Problem description: Please say how many lines in the records below contain the word "Juan". Give the number and nothing more.

Given information:
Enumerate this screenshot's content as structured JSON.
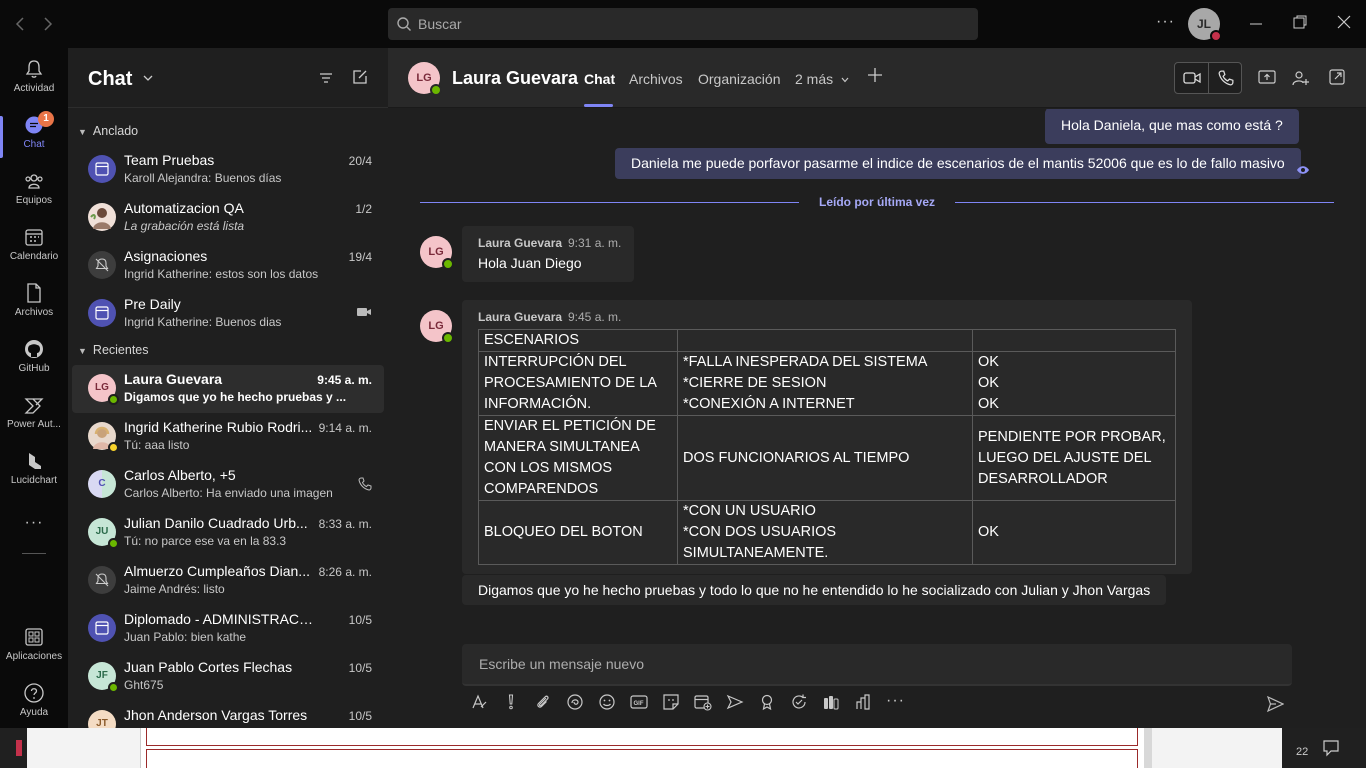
{
  "titlebar": {
    "search_placeholder": "Buscar",
    "more": "···",
    "user_initials": "JL"
  },
  "rail": {
    "items": [
      {
        "label": "Actividad",
        "icon": "bell-icon"
      },
      {
        "label": "Chat",
        "icon": "chat-icon",
        "badge": "1"
      },
      {
        "label": "Equipos",
        "icon": "teams-icon"
      },
      {
        "label": "Calendario",
        "icon": "calendar-icon"
      },
      {
        "label": "Archivos",
        "icon": "file-icon"
      },
      {
        "label": "GitHub",
        "icon": "github-icon"
      },
      {
        "label": "Power Aut...",
        "icon": "power-automate-icon"
      },
      {
        "label": "Lucidchart",
        "icon": "lucidchart-icon"
      }
    ],
    "more": "···",
    "bottom": [
      {
        "label": "Aplicaciones",
        "icon": "apps-icon"
      },
      {
        "label": "Ayuda",
        "icon": "help-icon"
      }
    ]
  },
  "chatlist": {
    "title": "Chat",
    "pinned_label": "Anclado",
    "recent_label": "Recientes",
    "pinned": [
      {
        "name": "Team Pruebas",
        "preview": "Karoll Alejandra: Buenos días",
        "time": "20/4"
      },
      {
        "name": "Automatizacion QA",
        "preview": "La grabación está lista",
        "time": "1/2"
      },
      {
        "name": "Asignaciones",
        "preview": "Ingrid Katherine: estos son los datos",
        "time": "19/4"
      },
      {
        "name": "Pre Daily",
        "preview": "Ingrid Katherine: Buenos dias",
        "time": ""
      }
    ],
    "recent": [
      {
        "name": "Laura Guevara",
        "initials": "LG",
        "preview": "Digamos que yo he hecho pruebas y ...",
        "time": "9:45 a. m."
      },
      {
        "name": "Ingrid Katherine Rubio Rodri...",
        "preview": "Tú: aaa listo",
        "time": "9:14 a. m."
      },
      {
        "name": "Carlos Alberto, +5",
        "initials": "C",
        "preview": "Carlos Alberto: Ha enviado una imagen",
        "time": ""
      },
      {
        "name": "Julian Danilo Cuadrado Urb...",
        "initials": "JU",
        "preview": "Tú: no parce ese va en la 83.3",
        "time": "8:33 a. m."
      },
      {
        "name": "Almuerzo Cumpleaños Dian...",
        "preview": "Jaime Andrés: listo",
        "time": "8:26 a. m."
      },
      {
        "name": "Diplomado - ADMINISTRACIÓN ...",
        "preview": "Juan Pablo: bien kathe",
        "time": "10/5"
      },
      {
        "name": "Juan Pablo Cortes Flechas",
        "initials": "JF",
        "preview": "Ght675",
        "time": "10/5"
      },
      {
        "name": "Jhon Anderson Vargas Torres",
        "initials": "JT",
        "preview": "",
        "time": "10/5"
      }
    ]
  },
  "header": {
    "initials": "LG",
    "name": "Laura Guevara",
    "tabs": [
      "Chat",
      "Archivos",
      "Organización",
      "2 más"
    ]
  },
  "messages": {
    "cut_top": "...",
    "mine": [
      "Hola Daniela, que mas como está ?",
      "Daniela me puede porfavor pasarme el indice de escenarios de el mantis 52006 que es lo de fallo masivo"
    ],
    "last_read": "Leído por última vez",
    "m1": {
      "initials": "LG",
      "sender": "Laura Guevara",
      "time": "9:31 a. m.",
      "text": "Hola Juan Diego"
    },
    "m2": {
      "initials": "LG",
      "sender": "Laura Guevara",
      "time": "9:45 a. m.",
      "table": [
        [
          "ESCENARIOS",
          "",
          ""
        ],
        [
          "INTERRUPCIÓN DEL PROCESAMIENTO DE LA INFORMACIÓN.",
          "*FALLA INESPERADA DEL SISTEMA\n*CIERRE DE SESION\n*CONEXIÓN A INTERNET",
          "OK\nOK\nOK"
        ],
        [
          "ENVIAR EL PETICIÓN DE MANERA SIMULTANEA CON LOS MISMOS COMPARENDOS",
          "DOS FUNCIONARIOS AL TIEMPO",
          "PENDIENTE POR PROBAR, LUEGO DEL AJUSTE DEL DESARROLLADOR"
        ],
        [
          "BLOQUEO DEL BOTON",
          "*CON UN USUARIO\n*CON DOS USUARIOS SIMULTANEAMENTE.",
          "OK"
        ]
      ]
    },
    "m3": "Digamos que yo he hecho pruebas y todo lo que no he entendido lo he socializado con Julian y Jhon Vargas"
  },
  "compose": {
    "placeholder": "Escribe un mensaje nuevo"
  },
  "taskbar": {
    "clock": "22"
  },
  "colors": {
    "accent": "#7f85f5",
    "online": "#6bb700",
    "busy": "#c4314b",
    "badge": "#e97548",
    "my_bubble": "#3b3d5c"
  }
}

Output below: 3